Within the church, too, voices that have for years been closeted, condemned, or silenced, have finally in the last few decades been freed to speak gospel messages of freedom, reconciliation, and liberation. Notice that the voices aren’t new, but those of us who have held places of comfort and privilege in the church may have finally been opened to hear their message in new ways. It wasn’t the LGBTQ community that had to be taught to speak a straight church’s language, but rather that some of our traditional congregations have finally been liberated enough to hear God speaking through languages we had ignored or dismissed.
Might this have been part of what the prophet Joel had taught us to expect, when he promised that God’s Spirit will be poured out on all people? Joel told us that God would use young and old people to dream dreams of a new day, that both men and women would be empowered to prophesy, that even enslaved and marginalized people would be freed to proclaim God’s Spirit in their lives.
Who are the people God is freeing us to listen to today? What languages is God speaking in our world now? What diverse and varied wonderfulness reveals God’s truth to us in this generation?
When Jesus gathers with his disciples in his last hours before his death, he promises them another Advocate, a Spirit who will live with them forever, and who will empower them in his name.
In fact, Jesus assures his friends that they will do greater works than what he had done. Like noticing that nothing would now be impossible for God’s people who learned to work together to build something important in Babel, Jesus tells his followers that anything they ask to do in his name will be possible for them.
Do we dare believe that promise? What would it mean for us to do something in Jesus’ name? I suspect it would mean for us to do the things that Jesus did – to work to feed those who are hungry, to forgive those who have harmed us, to speak truth to powers of hostility and oppression, to restore to community those who have been shut out, to strive to love one another, as God as loved us, and to listen for God’s spirit and God’s dreams in the voices of those are often ignored or oppressed, forgotten or silenced in the world today.
We may struggle to really hear their message. But if we work to fully listen, like a father attending to a babbling infant, who knows what God might empower us to do?
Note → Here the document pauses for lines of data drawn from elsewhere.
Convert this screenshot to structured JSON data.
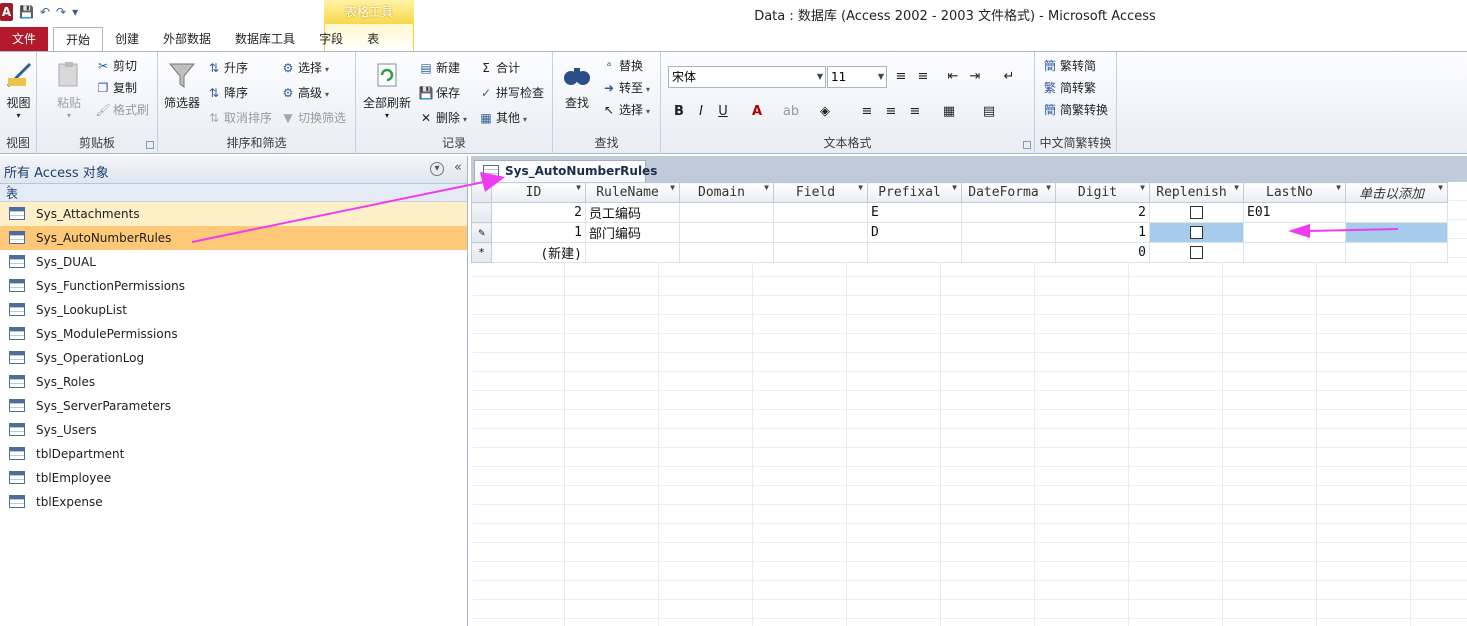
{
  "window": {
    "title": "Data : 数据库 (Access 2002 - 2003 文件格式) - Microsoft Access",
    "app_icon_letter": "A",
    "context_tab_header": "表格工具"
  },
  "ribbon_tabs": [
    "文件",
    "开始",
    "创建",
    "外部数据",
    "数据库工具",
    "字段",
    "表"
  ],
  "ribbon": {
    "views": {
      "view": "视图",
      "label": "视图"
    },
    "clipboard": {
      "paste": "粘贴",
      "cut": "剪切",
      "copy": "复制",
      "format_painter": "格式刷",
      "label": "剪贴板"
    },
    "sort_filter": {
      "filter": "筛选器",
      "ascending": "升序",
      "descending": "降序",
      "remove_sort": "取消排序",
      "selection": "选择",
      "advanced": "高级",
      "toggle_filter": "切换筛选",
      "label": "排序和筛选"
    },
    "records": {
      "refresh_all": "全部刷新",
      "new": "新建",
      "save": "保存",
      "delete": "删除",
      "totals": "合计",
      "spelling": "拼写检查",
      "more": "其他",
      "label": "记录"
    },
    "find": {
      "find": "查找",
      "replace": "替换",
      "goto": "转至",
      "select": "选择",
      "label": "查找"
    },
    "text_formatting": {
      "font": "宋体",
      "size": "11",
      "bold": "B",
      "italic": "I",
      "underline": "U",
      "label": "文本格式"
    },
    "chinese_conversion": {
      "trad_to_simp": "繁转简",
      "simp_to_trad": "简转繁",
      "convert": "简繁转换",
      "label": "中文简繁转换"
    }
  },
  "nav": {
    "title": "所有 Access 对象",
    "section": "表",
    "items": [
      "Sys_Attachments",
      "Sys_AutoNumberRules",
      "Sys_DUAL",
      "Sys_FunctionPermissions",
      "Sys_LookupList",
      "Sys_ModulePermissions",
      "Sys_OperationLog",
      "Sys_Roles",
      "Sys_ServerParameters",
      "Sys_Users",
      "tblDepartment",
      "tblEmployee",
      "tblExpense"
    ]
  },
  "document": {
    "tab_title": "Sys_AutoNumberRules",
    "columns": [
      "ID",
      "RuleName",
      "Domain",
      "Field",
      "Prefixal",
      "DateForma",
      "Digit",
      "Replenish",
      "LastNo",
      "单击以添加"
    ],
    "rows": [
      {
        "selector": "",
        "ID": "2",
        "RuleName": "员工编码",
        "Domain": "",
        "Field": "",
        "Prefixal": "E",
        "DateForma": "",
        "Digit": "2",
        "LastNo": "E01"
      },
      {
        "selector": "✎",
        "ID": "1",
        "RuleName": "部门编码",
        "Domain": "",
        "Field": "",
        "Prefixal": "D",
        "DateForma": "",
        "Digit": "1",
        "LastNo": ""
      },
      {
        "selector": "*",
        "ID": "(新建)",
        "RuleName": "",
        "Domain": "",
        "Field": "",
        "Prefixal": "",
        "DateForma": "",
        "Digit": "0",
        "LastNo": ""
      }
    ]
  },
  "colors": {
    "file_tab": "#b5192c",
    "selected_item": "#fdc878",
    "hover_item": "#fdf0c8",
    "cell_highlight": "#a7cbeb",
    "annotation_arrow": "#f03cf0"
  }
}
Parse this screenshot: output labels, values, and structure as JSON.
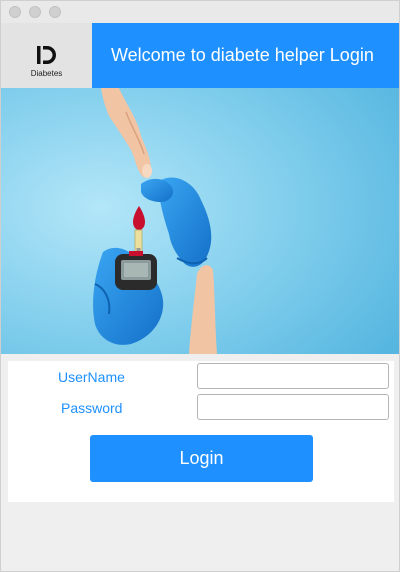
{
  "window": {
    "controls": [
      "close",
      "minimize",
      "zoom"
    ]
  },
  "header": {
    "logo_text": "Diabetes",
    "title": "Welcome to diabete helper Login"
  },
  "hero": {
    "image": "glucose-meter-finger-prick-photo",
    "background_color": "#7fcdec",
    "blood_color": "#c8102e",
    "glove_color": "#1f8fe6"
  },
  "form": {
    "username_label": "UserName",
    "username_value": "",
    "password_label": "Password",
    "password_value": "",
    "login_label": "Login"
  },
  "colors": {
    "accent": "#1e90ff",
    "logo_bg": "#e3e3e3",
    "window_bg": "#efefef"
  }
}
There are apps that allow our speech to be translated into other languages. But the Holy Spirit is able to do something even more wonderful than our smart phones. The miracle of Pentecost occurs when God’s Spirit inspires us to be more fully human with one another, to listen to others because they are valuable and loved, to affirm and include them, to communicate to them that we believe they are holy and good, and that what they have to offer is important to the world and to us. Maybe God will open us to miraculous transformation by our relationships with one another.
Then who knows what God could do? Maybe as promised, the Spirit will be poured out on all flesh, and the whole face of the earth will be renewed.
Veni Sancte Spiritus!